- YOUR INSTRUCTIONS -
Return every line from the records below with the string "name".

- RECORDED INFORMATION -

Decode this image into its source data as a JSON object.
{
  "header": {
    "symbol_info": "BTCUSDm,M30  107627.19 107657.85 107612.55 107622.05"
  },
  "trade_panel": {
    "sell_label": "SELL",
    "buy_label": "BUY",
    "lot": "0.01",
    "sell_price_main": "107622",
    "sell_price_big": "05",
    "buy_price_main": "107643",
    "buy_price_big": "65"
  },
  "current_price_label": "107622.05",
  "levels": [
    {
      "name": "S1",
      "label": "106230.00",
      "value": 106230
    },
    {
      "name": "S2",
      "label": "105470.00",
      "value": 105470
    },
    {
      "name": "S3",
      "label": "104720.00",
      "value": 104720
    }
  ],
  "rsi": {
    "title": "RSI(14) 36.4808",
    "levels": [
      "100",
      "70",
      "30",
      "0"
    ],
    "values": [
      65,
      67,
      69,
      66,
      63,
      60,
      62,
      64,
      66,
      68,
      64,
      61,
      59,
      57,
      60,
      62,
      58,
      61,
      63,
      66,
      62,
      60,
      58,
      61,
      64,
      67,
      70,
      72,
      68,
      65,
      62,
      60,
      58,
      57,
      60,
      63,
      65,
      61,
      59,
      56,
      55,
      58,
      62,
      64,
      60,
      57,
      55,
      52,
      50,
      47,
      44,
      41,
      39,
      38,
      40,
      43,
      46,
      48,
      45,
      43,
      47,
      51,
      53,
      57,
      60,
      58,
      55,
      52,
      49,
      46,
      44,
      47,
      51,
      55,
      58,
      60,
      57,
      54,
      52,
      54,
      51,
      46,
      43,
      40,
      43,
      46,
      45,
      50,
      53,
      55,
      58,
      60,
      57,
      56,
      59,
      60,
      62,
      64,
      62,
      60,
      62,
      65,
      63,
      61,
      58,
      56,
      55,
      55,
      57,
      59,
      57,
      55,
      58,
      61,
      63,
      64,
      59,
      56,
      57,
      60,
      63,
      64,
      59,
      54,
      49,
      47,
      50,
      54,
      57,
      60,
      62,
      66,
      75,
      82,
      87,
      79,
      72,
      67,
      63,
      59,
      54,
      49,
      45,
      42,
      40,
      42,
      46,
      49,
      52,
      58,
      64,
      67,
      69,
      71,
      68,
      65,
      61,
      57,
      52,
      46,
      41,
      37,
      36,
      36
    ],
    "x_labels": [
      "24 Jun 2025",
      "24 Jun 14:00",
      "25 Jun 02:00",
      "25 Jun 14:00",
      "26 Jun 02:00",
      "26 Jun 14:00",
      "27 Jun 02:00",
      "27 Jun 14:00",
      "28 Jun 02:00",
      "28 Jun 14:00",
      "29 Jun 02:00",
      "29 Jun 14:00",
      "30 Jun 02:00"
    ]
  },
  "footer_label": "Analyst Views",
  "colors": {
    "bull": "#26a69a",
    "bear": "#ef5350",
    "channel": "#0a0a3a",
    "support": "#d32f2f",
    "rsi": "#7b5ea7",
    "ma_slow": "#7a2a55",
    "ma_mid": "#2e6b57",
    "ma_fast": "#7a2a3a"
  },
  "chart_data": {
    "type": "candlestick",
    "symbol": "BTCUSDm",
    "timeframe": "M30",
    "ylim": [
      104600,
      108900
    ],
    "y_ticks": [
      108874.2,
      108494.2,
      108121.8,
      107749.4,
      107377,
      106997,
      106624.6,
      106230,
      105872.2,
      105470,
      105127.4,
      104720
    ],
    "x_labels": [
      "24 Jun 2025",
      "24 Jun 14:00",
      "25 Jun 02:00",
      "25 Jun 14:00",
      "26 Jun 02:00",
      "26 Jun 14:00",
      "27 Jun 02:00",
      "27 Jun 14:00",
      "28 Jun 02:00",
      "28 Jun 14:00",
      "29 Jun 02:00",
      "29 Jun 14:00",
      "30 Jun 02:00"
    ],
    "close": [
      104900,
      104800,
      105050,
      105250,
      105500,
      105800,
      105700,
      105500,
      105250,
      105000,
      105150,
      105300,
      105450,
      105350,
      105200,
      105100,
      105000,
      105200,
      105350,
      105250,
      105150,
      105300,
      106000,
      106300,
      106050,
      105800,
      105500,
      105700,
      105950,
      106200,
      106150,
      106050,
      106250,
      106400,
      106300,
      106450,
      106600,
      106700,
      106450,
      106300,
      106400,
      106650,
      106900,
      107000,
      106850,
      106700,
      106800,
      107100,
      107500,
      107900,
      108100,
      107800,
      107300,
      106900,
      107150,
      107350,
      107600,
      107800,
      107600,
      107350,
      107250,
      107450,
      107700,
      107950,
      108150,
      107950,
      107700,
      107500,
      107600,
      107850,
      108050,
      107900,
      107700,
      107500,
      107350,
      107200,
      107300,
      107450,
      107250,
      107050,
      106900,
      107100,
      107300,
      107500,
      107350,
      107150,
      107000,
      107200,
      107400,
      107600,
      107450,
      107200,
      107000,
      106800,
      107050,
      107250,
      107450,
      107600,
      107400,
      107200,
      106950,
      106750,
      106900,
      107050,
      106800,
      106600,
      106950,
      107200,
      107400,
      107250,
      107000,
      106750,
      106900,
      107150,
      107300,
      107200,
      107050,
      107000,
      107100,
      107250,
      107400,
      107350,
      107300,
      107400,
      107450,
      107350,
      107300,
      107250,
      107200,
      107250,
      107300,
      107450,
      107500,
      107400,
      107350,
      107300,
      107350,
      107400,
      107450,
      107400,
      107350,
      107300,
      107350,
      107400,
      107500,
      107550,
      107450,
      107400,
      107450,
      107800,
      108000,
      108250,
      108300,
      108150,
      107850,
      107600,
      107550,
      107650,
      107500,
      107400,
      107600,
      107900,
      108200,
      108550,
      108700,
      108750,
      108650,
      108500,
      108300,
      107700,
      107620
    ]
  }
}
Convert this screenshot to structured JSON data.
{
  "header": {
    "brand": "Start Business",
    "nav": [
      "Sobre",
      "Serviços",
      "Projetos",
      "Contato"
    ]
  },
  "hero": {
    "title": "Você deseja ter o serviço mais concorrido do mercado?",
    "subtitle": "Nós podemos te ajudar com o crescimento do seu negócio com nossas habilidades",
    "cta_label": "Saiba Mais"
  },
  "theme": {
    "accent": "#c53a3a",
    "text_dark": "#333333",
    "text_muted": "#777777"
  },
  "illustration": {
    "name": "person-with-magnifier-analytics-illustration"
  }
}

- ANSWER SPACE -
      "name": "S1",
      "name": "S2",
      "name": "S3",
    "name": "person-with-magnifier-analytics-illustration"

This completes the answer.